Belt Up - For Your Children's Sake

Road policing crews from Cleveland and Durham Police are supporting a Europe-wide seatbelt campaign next week.

Seatbelt Phil Grieve

The initiative will see officers stopping vehicles where drivers or passengers are not wearing their seatbelts from Monday, 12th September as part of the work carried out by TISPOL, the European traffic police network.

And with schools having gone back across the region at the start of this month, police will be paying particular attention to parents dropping off or picking up their children.

Under current legislation, drivers are responsible for ensuring that suitable safety restraints are worn by all passengers under 14 years old. Children must use an appropriate child car restraint for their weight until they are 135cm tall or their 12th birthday, whichever is first.
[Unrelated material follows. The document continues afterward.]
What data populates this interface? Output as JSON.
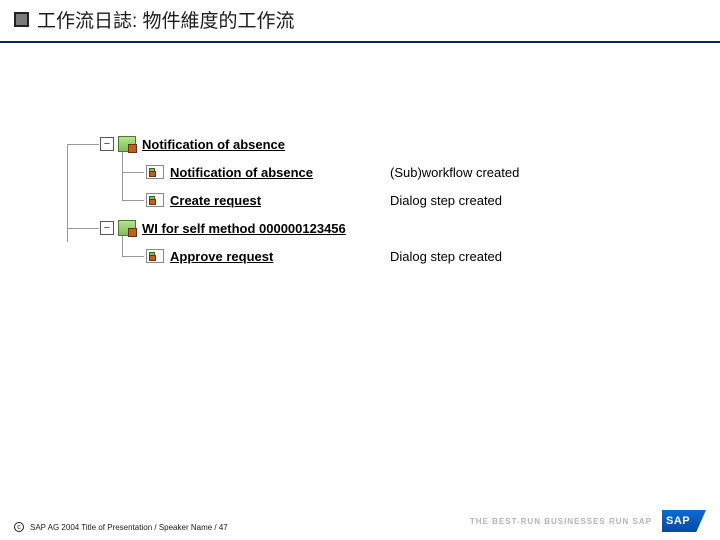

As seatbelts do not fit children correctly, an appropriate child car restraint is needed to offer the same level of protection as a seatbelt does for adults. Passengers over 14 years are responsible for wearing their own seatbelt and can therefore face prosecution.

Inspector Phil Grieve, from the Cleveland and Durham Specialist Operations Unit, said: “Anyone travelling in a vehicle and not wearing a seatbelt is putting themselves, and potentially others at a much greater risk of serious injury or death.
“We want to keep motorists and passengers as safe as we possibly can and to reinforce the message that children are especially vulnerable.

“All too often our road policing officers have to deal with incidents where someone could have survived if they had been wearing a seatbelt. Safety restraints are fitted in every vehicle for a reason and the actions we are carrying out over the week should remind drivers why that is.”

Police and Crime Commissioner for Cleveland, Barry Coppinger, said: “Campaigns like this one are extremely important in order to save lives and save people from being seriously injured in road traffic collisions. Seatbelts not being worn is one of the ‘fatal four’ contributory factors in which people involved in collisions are killed or seriously injured. I fully support any campaign which aims to make our roads safer and save lives.”

A week-long campaign held across Cleveland and Durham in March this year saw 60 seatbelt offences recorded in the two force areas and 4,212 across the UK overall.

- There were 54 child deaths in 2015, one more than in 2014. It has been identified that the majority of car seats across the UK are incorrectly fitted, where two in every three are not fitted properly. This may be contributing to the continuing rise in child road death and injury.
- In a crash at 30mph, if you are unrestrained your body will hit anything in front of you with a force equivalent to 30 to 60 times your own body weight
- Failing to wear a seatbelt carries a penalty of £100, should motorists be given an on-the-spot fine. Prosecution can lead to a maximum fine of up to £500.